One of the most important things to do before you head of on travelling adventures is to sort out your packing list. Rather than sorting it all out yourself, Packpoint takes away all the hard stuff and does it for you. All you have to do is tell it where and when you’re going, how long you’re going for, and any extra activities you plan on doing while you’re there. Then, hey presto you’ve got yourself a personalised pacing list that should suit your needs. Just in case you think there’s too much, or too little, you can go ahead and alter that list in any way you see fit.

entrain

Entrain (iOS)

Jetlag is a nightmare, and for some it can take forever to recover from. Entrain simulates your own inner body clock on your phone and uses the magic of mathematics to help you adjust to any new timezones you will be coming across as easily and quickly as possible.

wikitude

Wikitude (iOS, Android)

If you’re in a new place where everything is unfamiliar and exciting, you might want to know what every little thing is. The problem is you can’t really do that very easily with something like a travel guide. Wikitude itself is an augmented reality app that has a feature that lets you scan places and provides you with the information you need on screen. There are plenty of other things it can scan, but in terms of your trip it is capable of scanning over 100 million places for you to enjoy. The only issue is that you need an internet connection for it to work, so maybe using it abroad isn’t the best idea.

apps

Waze Social GPS (iOS, Android)

Being away means you don’t really know the local areas that well, and if you’re driving that can be an absolute nightmare. What roads are busy and when? Your standard in-car GPS probably doesn’t know. Waze is a bit different because its crowdsourced. In other words it’s constantly collecting data about other users to work out whether or not the traffic is bad and what the roads are like. While most GPS apps have their set routes they want you to follow, they might take you down the busiest roads and leave you sitting in traffic for an obscene amount of time. Not Waze, it can’t always send you down the quiet routes but it can do its very best to make sure you’re not in your car longer than you have to be.

hotels-tonight

 

Hotel Tonight (iOS, Android)

You can’t always plan in advance, and sometimes mistakes are made. Whatever the reason, there are times when you end up needing a hotel for the night at the last minute, and this is an app that will help you find it. It’s quick, it’s easy, and you might even be able to get a last-minute discount at somewhere nice.

minube

Minube (iOS, Android)

Rather than helping you before or during your trip, Minube is there to help you in the post-travel period. If you’ve ever been on holiday then you’re likely to have an awful lot of photos to sift through. Minube is all about organising those photos and help you re-live your trips once they’re over.

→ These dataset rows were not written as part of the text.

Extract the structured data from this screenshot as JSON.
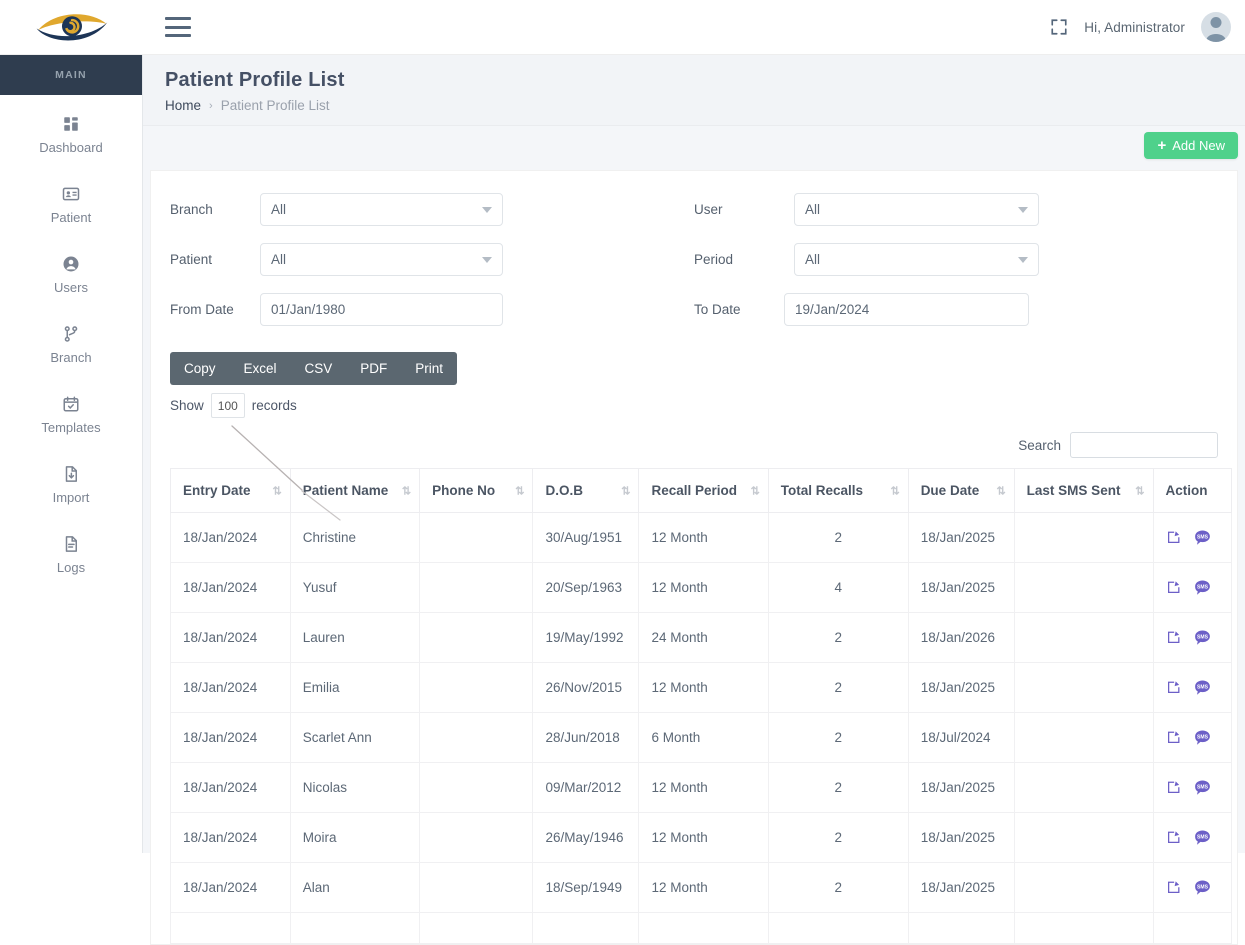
{
  "topbar": {
    "logo_alt": "eye-logo",
    "greeting": "Hi, Administrator",
    "fullscreen_icon": "fullscreen-icon",
    "menu_icon": "hamburger-icon",
    "avatar_icon": "user-avatar"
  },
  "sidebar": {
    "heading": "MAIN",
    "items": [
      {
        "label": "Dashboard",
        "icon": "dashboard-icon"
      },
      {
        "label": "Patient",
        "icon": "patient-card-icon"
      },
      {
        "label": "Users",
        "icon": "user-circle-icon"
      },
      {
        "label": "Branch",
        "icon": "branch-fork-icon"
      },
      {
        "label": "Templates",
        "icon": "calendar-check-icon"
      },
      {
        "label": "Import",
        "icon": "file-import-icon"
      },
      {
        "label": "Logs",
        "icon": "file-lines-icon"
      }
    ]
  },
  "page": {
    "title": "Patient Profile List",
    "breadcrumb_home": "Home",
    "breadcrumb_sep": "›",
    "breadcrumb_current": "Patient Profile List",
    "add_new_label": "Add New",
    "add_new_plus": "+"
  },
  "filters": {
    "branch": {
      "label": "Branch",
      "value": "All"
    },
    "patient": {
      "label": "Patient",
      "value": "All"
    },
    "from_date": {
      "label": "From Date",
      "value": "01/Jan/1980"
    },
    "user": {
      "label": "User",
      "value": "All"
    },
    "period": {
      "label": "Period",
      "value": "All"
    },
    "to_date": {
      "label": "To Date",
      "value": "19/Jan/2024"
    }
  },
  "export_buttons": [
    "Copy",
    "Excel",
    "CSV",
    "PDF",
    "Print"
  ],
  "show": {
    "prefix": "Show",
    "value": "100",
    "suffix": "records"
  },
  "search": {
    "label": "Search",
    "value": "",
    "placeholder": ""
  },
  "table": {
    "columns": [
      "Entry Date",
      "Patient Name",
      "Phone No",
      "D.O.B",
      "Recall Period",
      "Total Recalls",
      "Due Date",
      "Last SMS Sent",
      "Action"
    ],
    "sort_icon": "⇅",
    "action_icons": [
      "edit-icon",
      "sms-icon"
    ],
    "rows": [
      {
        "entry_date": "18/Jan/2024",
        "name": "Christine",
        "phone": "",
        "dob": "30/Aug/1951",
        "recall": "12 Month",
        "total": "2",
        "due": "18/Jan/2025",
        "last_sms": ""
      },
      {
        "entry_date": "18/Jan/2024",
        "name": "Yusuf",
        "phone": "",
        "dob": "20/Sep/1963",
        "recall": "12 Month",
        "total": "4",
        "due": "18/Jan/2025",
        "last_sms": ""
      },
      {
        "entry_date": "18/Jan/2024",
        "name": "Lauren",
        "phone": "",
        "dob": "19/May/1992",
        "recall": "24 Month",
        "total": "2",
        "due": "18/Jan/2026",
        "last_sms": ""
      },
      {
        "entry_date": "18/Jan/2024",
        "name": "Emilia",
        "phone": "",
        "dob": "26/Nov/2015",
        "recall": "12 Month",
        "total": "2",
        "due": "18/Jan/2025",
        "last_sms": ""
      },
      {
        "entry_date": "18/Jan/2024",
        "name": "Scarlet Ann",
        "phone": "",
        "dob": "28/Jun/2018",
        "recall": "6 Month",
        "total": "2",
        "due": "18/Jul/2024",
        "last_sms": ""
      },
      {
        "entry_date": "18/Jan/2024",
        "name": "Nicolas",
        "phone": "",
        "dob": "09/Mar/2012",
        "recall": "12 Month",
        "total": "2",
        "due": "18/Jan/2025",
        "last_sms": ""
      },
      {
        "entry_date": "18/Jan/2024",
        "name": "Moira",
        "phone": "",
        "dob": "26/May/1946",
        "recall": "12 Month",
        "total": "2",
        "due": "18/Jan/2025",
        "last_sms": ""
      },
      {
        "entry_date": "18/Jan/2024",
        "name": "Alan",
        "phone": "",
        "dob": "18/Sep/1949",
        "recall": "12 Month",
        "total": "2",
        "due": "18/Jan/2025",
        "last_sms": ""
      },
      {
        "entry_date": "",
        "name": "",
        "phone": "",
        "dob": "",
        "recall": "",
        "total": "",
        "due": "",
        "last_sms": ""
      }
    ]
  },
  "colors": {
    "accent_green": "#4fd18b",
    "sidebar_dark": "#2f3d4f",
    "export_bar": "#5b6770",
    "action_purple": "#6c5fc7",
    "logo_gold": "#e0a82e",
    "logo_navy": "#1d3557"
  }
}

The app is able to identify where you’ve been and will tag your photos accordingly, from there you can add your own notes and comments before deciding whether you share them to the wider Minube community.

airports-by-travel-nerd

Airports by TravelNerd (iOS)

The airport is everyone’s least favourite part of any trip, so why not do your research and make your time in one more enjoyable? Airports features comprehensive information on over 250 airports from around the world in order to help you navigate, save money, and telling you what services are available inside (Wi-Fi and whatnot).

By Tom Pritchard | November 26th, 2014